━━━ Excerpted data
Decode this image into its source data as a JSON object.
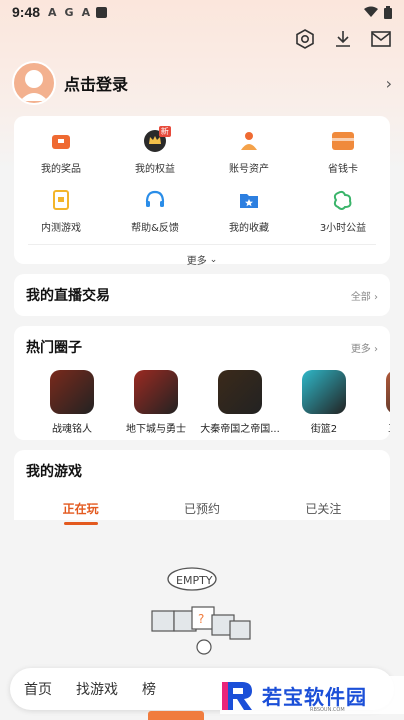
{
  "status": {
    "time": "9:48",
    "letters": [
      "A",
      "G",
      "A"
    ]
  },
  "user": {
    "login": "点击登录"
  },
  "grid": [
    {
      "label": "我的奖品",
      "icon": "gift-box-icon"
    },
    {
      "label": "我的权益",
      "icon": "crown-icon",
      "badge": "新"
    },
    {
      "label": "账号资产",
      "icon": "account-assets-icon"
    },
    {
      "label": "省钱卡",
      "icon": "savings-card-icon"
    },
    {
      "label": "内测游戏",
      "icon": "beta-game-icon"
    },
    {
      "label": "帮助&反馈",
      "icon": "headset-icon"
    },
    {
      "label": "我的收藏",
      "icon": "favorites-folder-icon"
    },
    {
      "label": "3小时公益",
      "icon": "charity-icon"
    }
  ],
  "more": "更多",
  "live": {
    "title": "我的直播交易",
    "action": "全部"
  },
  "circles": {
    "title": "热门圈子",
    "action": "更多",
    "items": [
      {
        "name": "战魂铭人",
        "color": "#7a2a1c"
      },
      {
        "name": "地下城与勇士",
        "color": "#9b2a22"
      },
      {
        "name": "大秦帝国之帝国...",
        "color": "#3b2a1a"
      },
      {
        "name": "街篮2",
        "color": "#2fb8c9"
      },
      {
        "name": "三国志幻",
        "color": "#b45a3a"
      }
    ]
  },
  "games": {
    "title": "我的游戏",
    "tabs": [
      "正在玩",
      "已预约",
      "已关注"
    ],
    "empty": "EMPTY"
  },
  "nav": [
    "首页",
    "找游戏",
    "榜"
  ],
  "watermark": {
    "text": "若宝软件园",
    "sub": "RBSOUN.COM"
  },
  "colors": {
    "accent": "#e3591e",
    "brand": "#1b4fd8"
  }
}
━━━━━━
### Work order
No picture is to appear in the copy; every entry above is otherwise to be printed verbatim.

### Output for this exercise
Decode this image into its source data as a JSON object.
{
  "status": {
    "time": "9:48",
    "letters": [
      "A",
      "G",
      "A"
    ]
  },
  "user": {
    "login": "点击登录"
  },
  "grid": [
    {
      "label": "我的奖品",
      "icon": "gift-box-icon"
    },
    {
      "label": "我的权益",
      "icon": "crown-icon",
      "badge": "新"
    },
    {
      "label": "账号资产",
      "icon": "account-assets-icon"
    },
    {
      "label": "省钱卡",
      "icon": "savings-card-icon"
    },
    {
      "label": "内测游戏",
      "icon": "beta-game-icon"
    },
    {
      "label": "帮助&反馈",
      "icon": "headset-icon"
    },
    {
      "label": "我的收藏",
      "icon": "favorites-folder-icon"
    },
    {
      "label": "3小时公益",
      "icon": "charity-icon"
    }
  ],
  "more": "更多",
  "live": {
    "title": "我的直播交易",
    "action": "全部"
  },
  "circles": {
    "title": "热门圈子",
    "action": "更多",
    "items": [
      {
        "name": "战魂铭人",
        "color": "#7a2a1c"
      },
      {
        "name": "地下城与勇士",
        "color": "#9b2a22"
      },
      {
        "name": "大秦帝国之帝国...",
        "color": "#3b2a1a"
      },
      {
        "name": "街篮2",
        "color": "#2fb8c9"
      },
      {
        "name": "三国志幻",
        "color": "#b45a3a"
      }
    ]
  },
  "games": {
    "title": "我的游戏",
    "tabs": [
      "正在玩",
      "已预约",
      "已关注"
    ],
    "empty": "EMPTY"
  },
  "nav": [
    "首页",
    "找游戏",
    "榜"
  ],
  "watermark": {
    "text": "若宝软件园",
    "sub": "RBSOUN.COM"
  },
  "colors": {
    "accent": "#e3591e",
    "brand": "#1b4fd8"
  }
}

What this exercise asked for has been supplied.